Back in an age without the Internet, we only had peers and local TV stations telling us that we should cover up "unsightly" acne.
Fast forward to the present day, we now have the whole world telling us through social media that we are somehow inadequate if we don't have perfect skin. Even social media apps have filters to remove skin blemishes before posting them - further promoting that blemish-free skin is the norm.
And then, some brands beautify product photos creating an alternate reality that humans should strive for - by buying their products.
Peers and organizations recommending that you cover facial blemishes don't deserve to be part of your life if they don't accept you for who you are.
Have you heard of the "Regrets of the Dying" by Bronnie Ware? Bronnie cared for many folks who shared regrets in life just before they died. Among the most common five regrets was, "I wish I'd had the courage to live a life true to myself, not the life others expected of me."
If you live a life of others' expectations, you are essentially living life as an NPC. An NPC is a "Non Player Character" that lives in a game serving little importance other than to make a street look busy - or be looted for some credits. The end game for an NPC is always the same - a life of regrets.
Pride was created as a reminder that spending effort changing the way we are for the sake of others only takes precious time away from what's important - the importance of living a life without the risk of a regrettable flashback when it's end game time.
Regardless of what we look like, who we like, and how we like, it's important to stay proud and stand up against the oppressing forces that want to change the way we are.
Stay Proud ;-)
Pride has been the most challenging character to develop due to her facial condition's aesthetic. Her paint masks not only have the most openings compared to other characters, but each hole also has a crater-like shape on the inside of the mask to prevent the acne from looking like freckles.
Creating the flushing with a paint mask was also challenging because masks are designed to facilitate hard and sharp edges, which we wanted to avoid.
While the paint masks enable us to create a controlled aesthetic, no two versions of Pride will ever be the same due to the hand-painted nature. Please do not purchase Pride if you expect her to be perfectly printed.
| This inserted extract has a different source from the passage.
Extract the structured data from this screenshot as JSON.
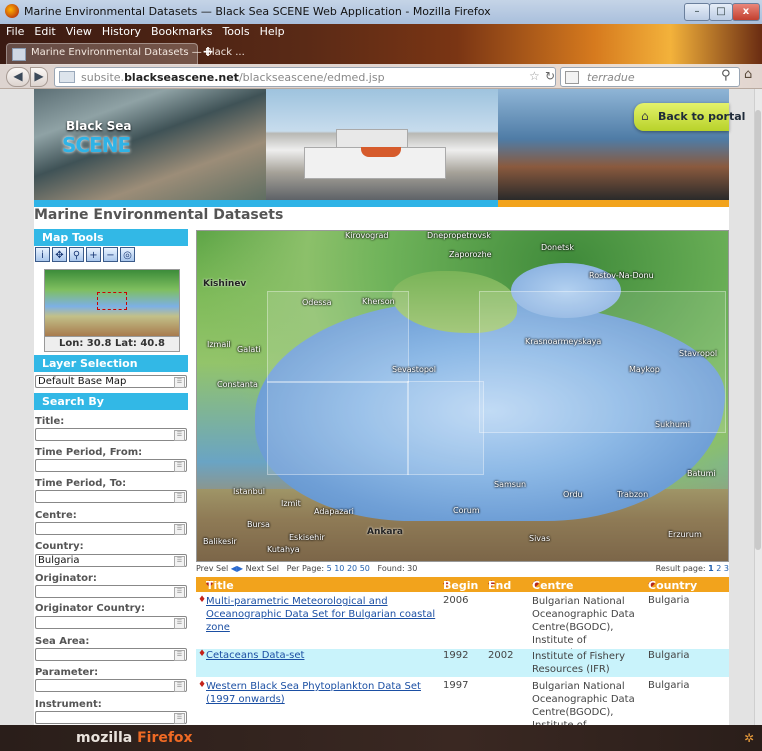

If you are not sure, perhaps ask other owners their opinions first before making a purchase decision.